As others are saying, this category is one of the most interesting on its own AND as perhaps a major signpost along the way to the best picture win.
I should be annoyed that The Big Sick is here instead of Phantom Thread, but the latter got so much more than it could have that it's hard to be bitter, and it's nice for the happy couple to have got something for its summertime hit. (Especially considering that there are some recent years the film might have won this category outright.)
It is extremely weird that the PGA/DGA winner -- and best director sure-shot -- seems to be universally thought to be running 4th here. Not, I guess, as weird as such a film not even being nominated (see: Gravity), but a sign that there's some loosening of what had for decades been universal Academy criteria.

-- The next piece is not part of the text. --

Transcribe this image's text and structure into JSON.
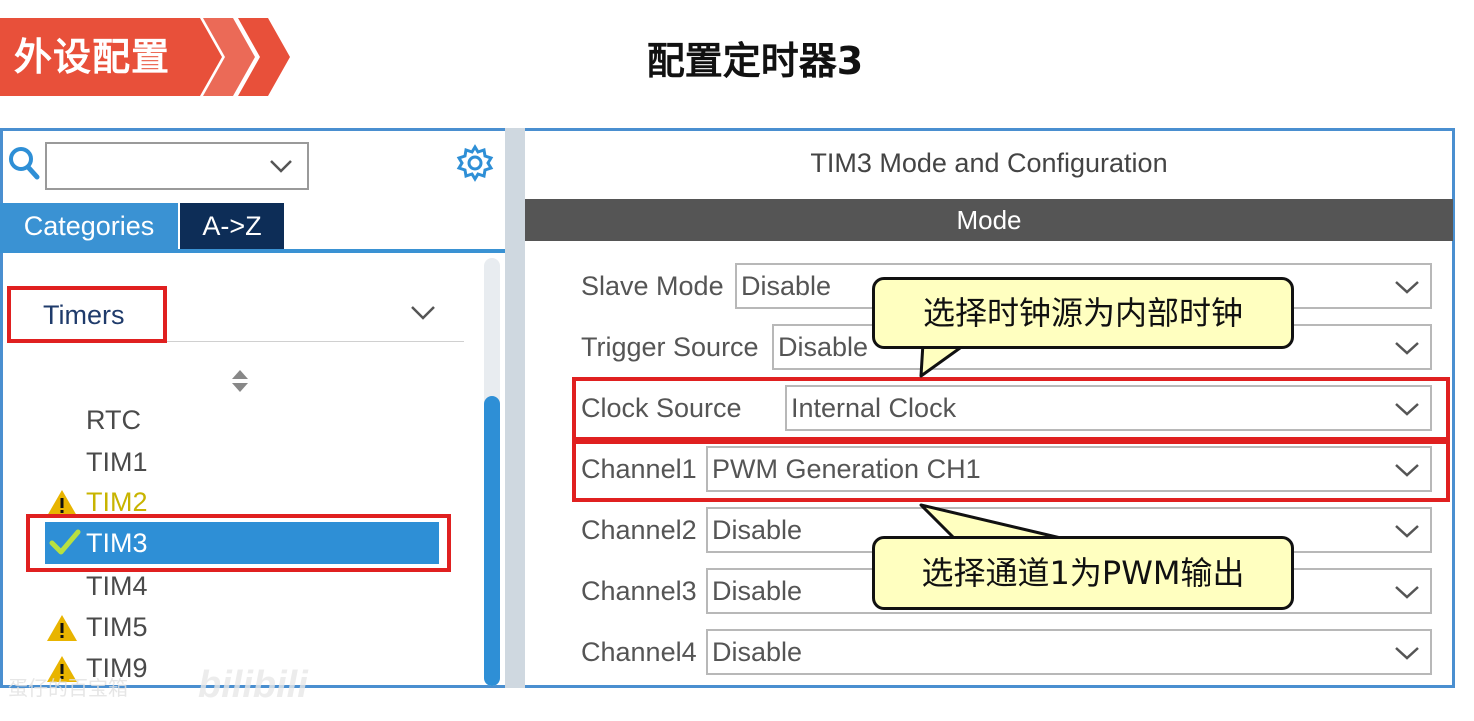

But we don't yet have evidence that these criteria have loosened to the point that no old rules apply. And the key rules we're still dealing with are that, to win best picture, you pretty much need a screenplay or directing win. In extremely rare cases, acting + tech wins can pull you through -- in modern times, Gladiator and Chicago pulled off this unusual feat -- but I don't think any of our remaining three contenders have much hope of that (Get Out and Lady Bird because they have no tech nominations, Three Billboards because it has a couple but doesn't seem a threat to win any). Which is to say: if something besides The Shape of Water is to win best picture, unless we're going to step into unprecedented territory, it would appear the film would need to win this category.

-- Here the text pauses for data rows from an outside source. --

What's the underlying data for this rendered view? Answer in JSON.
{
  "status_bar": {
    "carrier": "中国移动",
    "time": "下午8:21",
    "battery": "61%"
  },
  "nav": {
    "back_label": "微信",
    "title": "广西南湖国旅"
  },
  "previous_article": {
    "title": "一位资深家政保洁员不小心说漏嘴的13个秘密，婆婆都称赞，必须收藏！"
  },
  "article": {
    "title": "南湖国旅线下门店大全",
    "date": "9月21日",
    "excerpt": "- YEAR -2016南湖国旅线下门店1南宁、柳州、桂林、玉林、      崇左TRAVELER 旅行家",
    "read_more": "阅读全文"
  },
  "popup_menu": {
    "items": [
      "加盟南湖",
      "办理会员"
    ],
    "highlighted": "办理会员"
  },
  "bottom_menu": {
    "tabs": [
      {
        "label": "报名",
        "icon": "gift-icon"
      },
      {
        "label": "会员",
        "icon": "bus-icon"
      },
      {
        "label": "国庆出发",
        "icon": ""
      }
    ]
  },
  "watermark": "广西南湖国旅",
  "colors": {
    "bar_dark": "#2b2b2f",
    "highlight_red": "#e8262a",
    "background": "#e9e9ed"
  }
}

I'm sorry to say this, because I like the film, and would rank it at worst second, but I think Lady Bird's loss at WGA was effectively an elimination round. The films were competing for "who will survive to challenge Three Billboards?", and Peele came out the winner. The only possibility this isn't so is, if what I've suggested in a few other threads turns out true: that the Cheryl Boone Isaac diversity push has finally reached the point where Academy membership now differs enough from Guild sampling that Oscar results no longer reflect these straw-poll outcomes in the way to which we've become accustomed. This is something devoutly to be wished -- it would make the Oscars an independent business once again, after a decade or more of enslavement to the damned precursors -- but, until we've seen evidence of it, it's not something you'd bet rent money on.
So, for me, it pretty much comes down to Get Out and Three Billboards, with the winner likely to be the stronger best picture challenger to Shape of Water. I truly don't know how to choose; I think many voters would like to honor both. Get Out is exactly the kind of zippy, fresh concept that the writers have often gone for as a consolation prizes (i.e., since it wasn't getting best picture) -- Eternal Sunshine, Midnight in Paris, her. And, speaking of films that would have won in other recent years...I'd say Get Out would have been an easy winner many times in the past decade-plus.

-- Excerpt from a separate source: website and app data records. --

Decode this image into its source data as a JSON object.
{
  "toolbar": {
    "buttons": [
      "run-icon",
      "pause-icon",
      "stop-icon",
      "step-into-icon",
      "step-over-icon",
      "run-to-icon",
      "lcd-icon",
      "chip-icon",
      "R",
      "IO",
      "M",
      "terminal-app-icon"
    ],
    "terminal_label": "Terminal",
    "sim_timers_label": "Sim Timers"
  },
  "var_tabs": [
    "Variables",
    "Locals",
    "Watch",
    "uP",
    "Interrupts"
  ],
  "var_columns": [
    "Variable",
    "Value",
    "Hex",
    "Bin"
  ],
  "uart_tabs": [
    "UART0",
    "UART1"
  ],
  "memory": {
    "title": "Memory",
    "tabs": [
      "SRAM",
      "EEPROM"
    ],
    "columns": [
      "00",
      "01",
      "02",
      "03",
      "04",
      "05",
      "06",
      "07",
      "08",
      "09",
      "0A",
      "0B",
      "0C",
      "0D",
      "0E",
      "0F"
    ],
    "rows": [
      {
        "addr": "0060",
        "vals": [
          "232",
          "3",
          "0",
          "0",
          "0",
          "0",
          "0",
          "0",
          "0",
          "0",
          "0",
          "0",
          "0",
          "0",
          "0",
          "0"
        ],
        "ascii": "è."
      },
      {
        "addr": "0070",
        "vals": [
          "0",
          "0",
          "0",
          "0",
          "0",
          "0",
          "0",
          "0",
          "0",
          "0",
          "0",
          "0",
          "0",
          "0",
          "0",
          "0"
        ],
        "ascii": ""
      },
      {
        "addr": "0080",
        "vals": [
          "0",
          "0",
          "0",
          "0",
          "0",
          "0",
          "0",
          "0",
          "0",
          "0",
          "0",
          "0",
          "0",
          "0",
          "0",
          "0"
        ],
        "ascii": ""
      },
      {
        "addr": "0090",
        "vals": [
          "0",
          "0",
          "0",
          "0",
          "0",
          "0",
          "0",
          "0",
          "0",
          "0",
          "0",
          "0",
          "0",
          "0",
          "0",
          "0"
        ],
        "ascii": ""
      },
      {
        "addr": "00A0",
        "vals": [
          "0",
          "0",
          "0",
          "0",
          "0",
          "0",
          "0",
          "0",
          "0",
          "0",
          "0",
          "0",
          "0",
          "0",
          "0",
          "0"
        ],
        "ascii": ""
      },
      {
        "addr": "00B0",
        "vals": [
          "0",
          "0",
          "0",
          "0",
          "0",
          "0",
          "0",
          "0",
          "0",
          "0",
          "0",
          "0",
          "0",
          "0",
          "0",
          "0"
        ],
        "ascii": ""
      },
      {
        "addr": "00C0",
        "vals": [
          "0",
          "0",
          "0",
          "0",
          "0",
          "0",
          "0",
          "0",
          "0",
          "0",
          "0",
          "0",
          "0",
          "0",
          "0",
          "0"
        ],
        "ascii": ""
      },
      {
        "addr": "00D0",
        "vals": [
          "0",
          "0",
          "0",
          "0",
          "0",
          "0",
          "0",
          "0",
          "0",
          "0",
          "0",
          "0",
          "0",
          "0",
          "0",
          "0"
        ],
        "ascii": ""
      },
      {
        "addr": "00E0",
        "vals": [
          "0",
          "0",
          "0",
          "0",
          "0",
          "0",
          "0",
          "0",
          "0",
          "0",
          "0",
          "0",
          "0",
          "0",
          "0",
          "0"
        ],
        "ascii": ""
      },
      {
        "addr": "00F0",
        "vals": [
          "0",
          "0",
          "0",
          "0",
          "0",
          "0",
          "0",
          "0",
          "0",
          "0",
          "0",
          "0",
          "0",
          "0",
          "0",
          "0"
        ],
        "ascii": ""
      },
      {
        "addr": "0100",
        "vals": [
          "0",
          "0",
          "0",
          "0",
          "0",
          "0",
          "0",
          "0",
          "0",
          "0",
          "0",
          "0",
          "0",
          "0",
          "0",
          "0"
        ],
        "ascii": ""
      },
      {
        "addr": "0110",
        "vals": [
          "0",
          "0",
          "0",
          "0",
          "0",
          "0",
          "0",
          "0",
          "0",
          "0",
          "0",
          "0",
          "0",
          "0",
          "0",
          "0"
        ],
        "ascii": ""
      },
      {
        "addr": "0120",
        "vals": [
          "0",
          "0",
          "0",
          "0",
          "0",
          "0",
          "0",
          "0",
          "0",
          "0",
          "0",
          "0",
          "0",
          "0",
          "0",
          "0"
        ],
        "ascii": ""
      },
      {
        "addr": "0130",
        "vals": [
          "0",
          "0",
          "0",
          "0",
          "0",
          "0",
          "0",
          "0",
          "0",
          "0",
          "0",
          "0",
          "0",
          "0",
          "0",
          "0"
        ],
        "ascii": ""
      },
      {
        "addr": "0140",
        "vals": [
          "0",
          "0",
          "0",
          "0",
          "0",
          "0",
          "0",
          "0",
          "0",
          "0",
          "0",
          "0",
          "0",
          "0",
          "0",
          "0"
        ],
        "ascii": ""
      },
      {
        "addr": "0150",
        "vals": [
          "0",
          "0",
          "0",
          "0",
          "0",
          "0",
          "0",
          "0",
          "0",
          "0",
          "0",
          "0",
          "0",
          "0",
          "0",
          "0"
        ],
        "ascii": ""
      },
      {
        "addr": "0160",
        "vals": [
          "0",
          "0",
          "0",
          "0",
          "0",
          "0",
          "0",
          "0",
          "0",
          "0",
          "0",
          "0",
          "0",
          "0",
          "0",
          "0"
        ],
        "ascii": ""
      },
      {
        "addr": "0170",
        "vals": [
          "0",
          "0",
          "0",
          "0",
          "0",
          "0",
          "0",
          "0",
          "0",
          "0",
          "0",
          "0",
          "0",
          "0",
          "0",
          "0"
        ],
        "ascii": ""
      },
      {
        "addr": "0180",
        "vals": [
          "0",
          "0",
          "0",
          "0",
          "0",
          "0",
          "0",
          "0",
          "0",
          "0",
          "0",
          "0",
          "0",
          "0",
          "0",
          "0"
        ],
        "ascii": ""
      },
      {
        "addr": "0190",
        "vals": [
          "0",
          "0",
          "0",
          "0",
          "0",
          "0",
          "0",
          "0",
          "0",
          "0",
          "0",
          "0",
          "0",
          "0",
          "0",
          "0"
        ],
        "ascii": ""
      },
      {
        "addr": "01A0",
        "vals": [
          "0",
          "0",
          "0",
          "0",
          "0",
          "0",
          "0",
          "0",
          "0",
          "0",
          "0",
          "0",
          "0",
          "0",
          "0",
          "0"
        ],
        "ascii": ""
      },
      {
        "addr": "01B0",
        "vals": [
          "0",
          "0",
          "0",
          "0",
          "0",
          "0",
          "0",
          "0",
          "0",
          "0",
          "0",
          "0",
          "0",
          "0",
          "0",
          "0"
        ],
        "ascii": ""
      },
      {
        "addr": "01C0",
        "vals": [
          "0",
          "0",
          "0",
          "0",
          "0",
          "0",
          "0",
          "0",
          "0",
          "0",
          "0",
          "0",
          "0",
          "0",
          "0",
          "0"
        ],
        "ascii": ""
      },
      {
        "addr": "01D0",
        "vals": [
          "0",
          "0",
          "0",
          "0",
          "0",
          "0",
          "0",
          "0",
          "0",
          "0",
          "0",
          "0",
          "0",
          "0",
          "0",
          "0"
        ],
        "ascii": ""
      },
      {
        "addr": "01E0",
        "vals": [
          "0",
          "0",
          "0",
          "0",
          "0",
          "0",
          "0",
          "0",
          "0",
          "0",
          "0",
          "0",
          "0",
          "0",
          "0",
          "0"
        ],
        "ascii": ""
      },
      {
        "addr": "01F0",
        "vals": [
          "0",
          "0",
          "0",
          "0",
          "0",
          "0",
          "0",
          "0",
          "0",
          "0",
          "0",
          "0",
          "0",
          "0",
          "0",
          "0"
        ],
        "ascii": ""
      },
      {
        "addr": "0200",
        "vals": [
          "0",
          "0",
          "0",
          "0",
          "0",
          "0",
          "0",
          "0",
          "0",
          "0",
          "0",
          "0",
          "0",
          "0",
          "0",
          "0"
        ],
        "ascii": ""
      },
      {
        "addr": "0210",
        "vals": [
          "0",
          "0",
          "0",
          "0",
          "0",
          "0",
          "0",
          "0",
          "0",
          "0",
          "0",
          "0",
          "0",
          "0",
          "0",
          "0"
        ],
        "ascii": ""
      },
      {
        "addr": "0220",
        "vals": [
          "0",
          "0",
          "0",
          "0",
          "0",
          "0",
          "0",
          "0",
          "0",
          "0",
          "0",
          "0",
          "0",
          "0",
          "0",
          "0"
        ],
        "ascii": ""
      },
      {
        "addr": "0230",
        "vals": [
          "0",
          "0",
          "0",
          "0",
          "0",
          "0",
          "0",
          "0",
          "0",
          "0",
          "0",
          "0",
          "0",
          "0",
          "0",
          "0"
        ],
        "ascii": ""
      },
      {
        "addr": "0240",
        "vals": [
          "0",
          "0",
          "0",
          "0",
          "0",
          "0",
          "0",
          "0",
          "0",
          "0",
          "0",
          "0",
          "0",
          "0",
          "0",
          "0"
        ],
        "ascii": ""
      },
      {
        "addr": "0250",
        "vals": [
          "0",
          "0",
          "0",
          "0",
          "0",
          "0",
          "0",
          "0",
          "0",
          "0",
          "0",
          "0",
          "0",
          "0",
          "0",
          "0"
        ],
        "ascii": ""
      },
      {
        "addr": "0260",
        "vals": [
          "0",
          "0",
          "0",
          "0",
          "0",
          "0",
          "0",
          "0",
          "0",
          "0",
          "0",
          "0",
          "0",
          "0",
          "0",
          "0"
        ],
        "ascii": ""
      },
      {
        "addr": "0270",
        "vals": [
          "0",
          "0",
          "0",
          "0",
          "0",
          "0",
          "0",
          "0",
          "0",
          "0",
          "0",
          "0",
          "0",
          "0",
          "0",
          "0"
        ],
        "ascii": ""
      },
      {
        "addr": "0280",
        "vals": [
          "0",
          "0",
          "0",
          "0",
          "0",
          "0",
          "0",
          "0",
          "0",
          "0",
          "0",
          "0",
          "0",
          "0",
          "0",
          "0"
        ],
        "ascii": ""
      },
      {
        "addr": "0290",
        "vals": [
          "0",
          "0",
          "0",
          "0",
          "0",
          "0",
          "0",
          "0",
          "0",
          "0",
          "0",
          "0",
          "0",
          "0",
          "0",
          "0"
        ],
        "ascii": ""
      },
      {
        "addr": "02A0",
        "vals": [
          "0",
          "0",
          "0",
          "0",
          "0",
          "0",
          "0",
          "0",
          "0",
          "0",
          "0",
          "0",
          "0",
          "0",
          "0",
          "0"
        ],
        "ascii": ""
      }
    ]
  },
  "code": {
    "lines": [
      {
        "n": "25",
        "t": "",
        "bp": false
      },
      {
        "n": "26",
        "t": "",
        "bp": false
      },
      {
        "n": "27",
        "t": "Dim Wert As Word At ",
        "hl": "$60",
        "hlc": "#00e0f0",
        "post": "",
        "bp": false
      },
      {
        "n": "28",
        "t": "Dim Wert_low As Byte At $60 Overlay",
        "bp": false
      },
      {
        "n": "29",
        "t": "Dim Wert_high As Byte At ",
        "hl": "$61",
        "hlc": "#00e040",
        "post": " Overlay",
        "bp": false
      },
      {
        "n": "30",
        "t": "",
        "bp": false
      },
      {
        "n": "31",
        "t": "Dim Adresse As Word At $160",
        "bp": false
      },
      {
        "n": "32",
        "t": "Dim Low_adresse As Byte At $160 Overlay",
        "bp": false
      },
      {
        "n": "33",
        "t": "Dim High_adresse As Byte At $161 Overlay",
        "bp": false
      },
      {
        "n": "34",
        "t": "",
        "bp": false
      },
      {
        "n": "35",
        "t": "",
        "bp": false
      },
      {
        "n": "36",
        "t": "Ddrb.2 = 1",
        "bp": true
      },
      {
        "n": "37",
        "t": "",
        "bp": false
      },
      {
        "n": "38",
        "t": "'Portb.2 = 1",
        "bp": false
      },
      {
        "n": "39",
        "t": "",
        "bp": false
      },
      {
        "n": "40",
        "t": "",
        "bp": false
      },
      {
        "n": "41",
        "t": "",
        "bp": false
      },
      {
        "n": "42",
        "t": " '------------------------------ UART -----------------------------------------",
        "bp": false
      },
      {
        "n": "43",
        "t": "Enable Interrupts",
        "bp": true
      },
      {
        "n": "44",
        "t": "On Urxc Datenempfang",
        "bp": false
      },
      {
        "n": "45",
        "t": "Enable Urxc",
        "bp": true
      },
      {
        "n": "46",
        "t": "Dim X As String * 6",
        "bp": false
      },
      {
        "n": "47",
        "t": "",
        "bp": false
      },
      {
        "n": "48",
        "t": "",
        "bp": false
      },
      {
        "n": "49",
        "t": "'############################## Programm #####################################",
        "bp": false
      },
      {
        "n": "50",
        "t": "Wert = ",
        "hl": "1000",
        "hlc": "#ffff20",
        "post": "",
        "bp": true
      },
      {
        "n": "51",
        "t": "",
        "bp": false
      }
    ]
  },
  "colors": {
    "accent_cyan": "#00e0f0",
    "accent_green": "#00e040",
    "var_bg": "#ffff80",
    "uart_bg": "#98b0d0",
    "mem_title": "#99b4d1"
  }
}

But Three Billboards is, I think, seen as a bigger effort overall -- evidenced by its nominations haul, and its multiple best film wins at Globes, SAG and BAFTA. And let's not just diminish Martin McDonagh as someone who only won prizes because he was a local boy. This is one of the world's major playwrights, whose previous nomination for In Bruges marked him as an Academy comer even as he was working his way up the directorial ladder. This is a guy who'd be as OBVIOUS a choice for screenplay in most of those years as Get Out. That he's not seen that way is partly a product of the times -- when the call is for minority and gender representation, an aging white guy winning seems a bit backward, however hip that white guy is -- and partly due to his film being divisive (which is somewhat related to those racial/gender issues, but also partly because he works in a style that isn't journalistic/realistic, which has left some audiences alienated). But I think he's going to have lots of support, and could win both this and best picture.
One thing we're maybe going to find out: which omission counts more, directing or editing? McDonagh's being left off the directing list got a lot of attention, with good reason, but Get Out's failure to secure an editing nod seems pretty important as well, because 1) Since 1980, we've actually seen more films without directing nods win best picture without director (two) than editing (one); 2) it left the film with no below-the-line nods, and I believe no film since the 30s has won best picture with that deficiency; and (3) editing seemed like the kind of category it could WIN, so missing there is no minor event. Which is to say that, for all of Get Out's clear strengths, it has a few chinks in its armor, which could be crucial in what appears to be a very close contest.